As CEO of a digital marketing company, I know all too well that local businesses are not happy with the online marketing industry as a whole. I’ve heard the complaints: “online marketing companies lack transparency,” “they overpromise,” “they’re expensive and don’t deliver ROI.” My response to local businesses? Keep complaining! (Please).
The online marketing industry realizes it has to make changes and its members are working hard to address the criticisms from our customers in the local business community. But I want to hear more complaints, because if local businesses continue to be vocal about their issues, we can respond more quickly and effectively. So, as we work to effect change, I’m asking local businesses to hold us accountable to these expectations:
Clarity & Comprehension
The men and women that make up local business communities everywhere are electricians, dentists, lawyers, realtors, etc. whose expertise is rooted in their individual sectors, not in marketing. It’s time-consuming and difficult running a business 24×7, and though local business men and women may be interested in teaching themselves about online marketing, they usually don’t have the time to do so.
Local businesses should expect clarity from online marketing providers. They should count on vendors to provide a detailed explanation of online marketing offerings and how those solutions can work to drive sales. Vendors should describe their services in plain language, not technical jargon. Most local businesses don’t know why it’s important to “optimize website metadata.” Vendors should explain what that really means and why a business needs it. Online marketing companies should also differentiate their offerings. A quick web search will turn up dozens of digital marketing companies with “all-in-one” solutions. I can tell you first hand, we don’t all offer the very same thing.
Businesses should expect vendors to sit down with them, learn about their objectives and needs, and set campaign goals based on those needs. Online marketing is an ongoing investment, but businesses don’t need to spend tens of thousands of dollars annually for a campaign that will grow leads and sales. Vendors should explain how campaigns can vary based on objectives, location, type of business and media mix. In some instances, digital marketing requires businesses to spend a minimum amount on services — such as SEO, display or lead management — in order to achieve any measurable results. Local businesses should expect vendors to explain when and why a particular methodology (such as search) is a poor choice given the business’ budget limitations. If an online marketing provider can’t offer alternative solutions to meet the desired result, he or she should provide the local business with referrals to a provider that can.
Transparency & Measurement
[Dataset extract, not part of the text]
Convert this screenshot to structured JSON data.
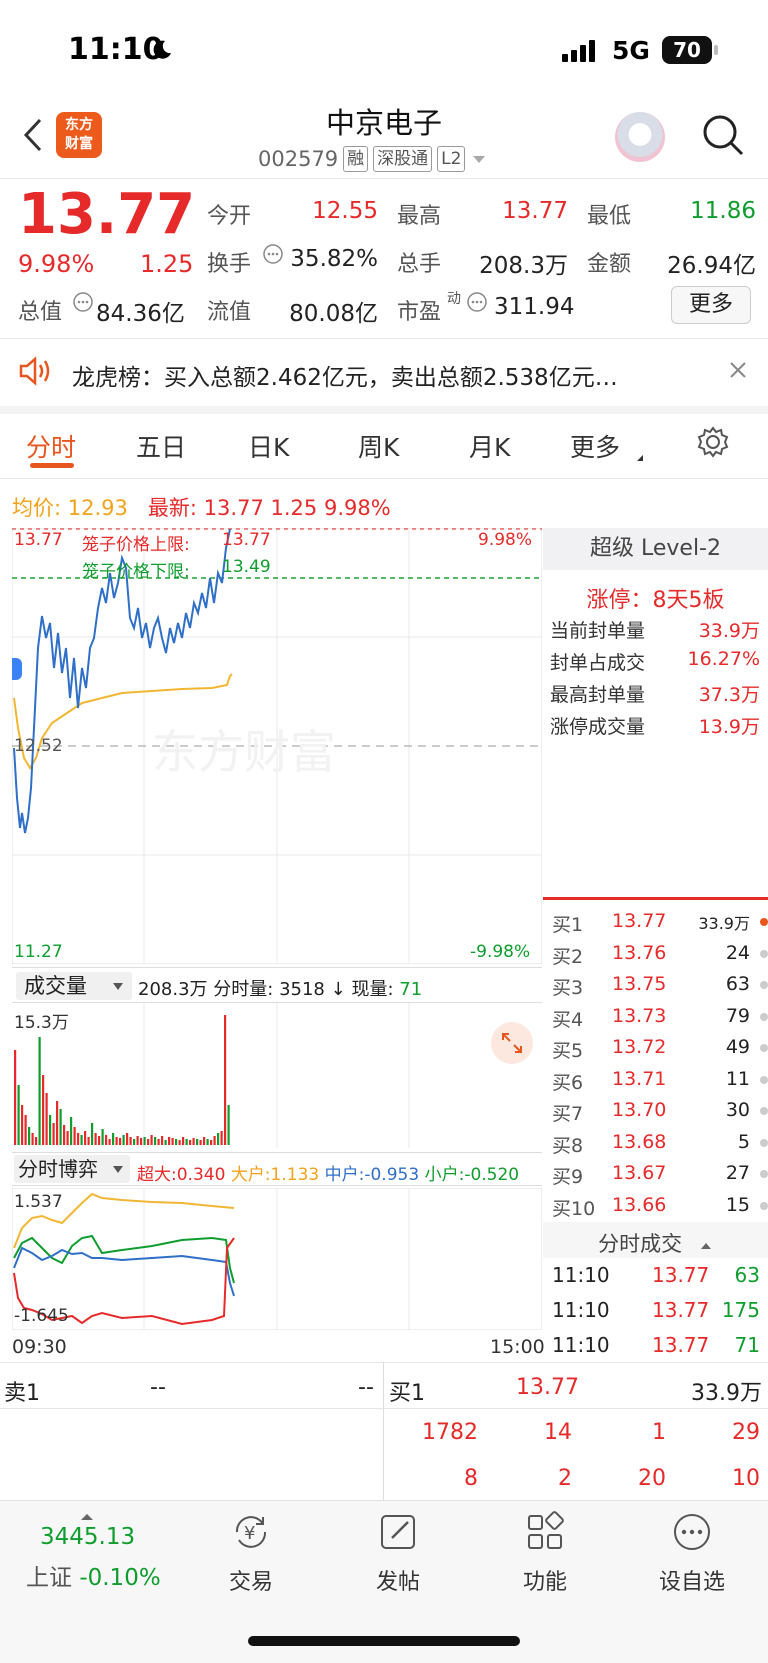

Today’s online marketing providers have tools that can provide rich data, and businesses should expect that information to be used at the outset of a campaign to establish baselines for performance, and then be revisited for comparisons and recommendations. Local businesses spend their hard-earned profits on marketing to gain customers and increase revenue. Businesses should expect online marketing vendors to offer real-time reports that provide complete transparency into how their investments are performing. These reports should give insights into campaign results, the types of leads campaigns are generating and whether or not the leads convert into customers. (Some vendors are now able to also provide the source of those leads — calls, emails, forms, chats–as well as cost per lead.)
An Industry Effort
The online marketing industry knows it needs to focus more on what local businesses truly value: offerings that are more easily understood, more transparent and more measurable. As vendors work to address these issues they’ll continue to look for feedback from local businesses around what’s working and what isn’t. And in the meantime, I encourage local businesses to keep complaining!
This article also appeared on The Huffington Post.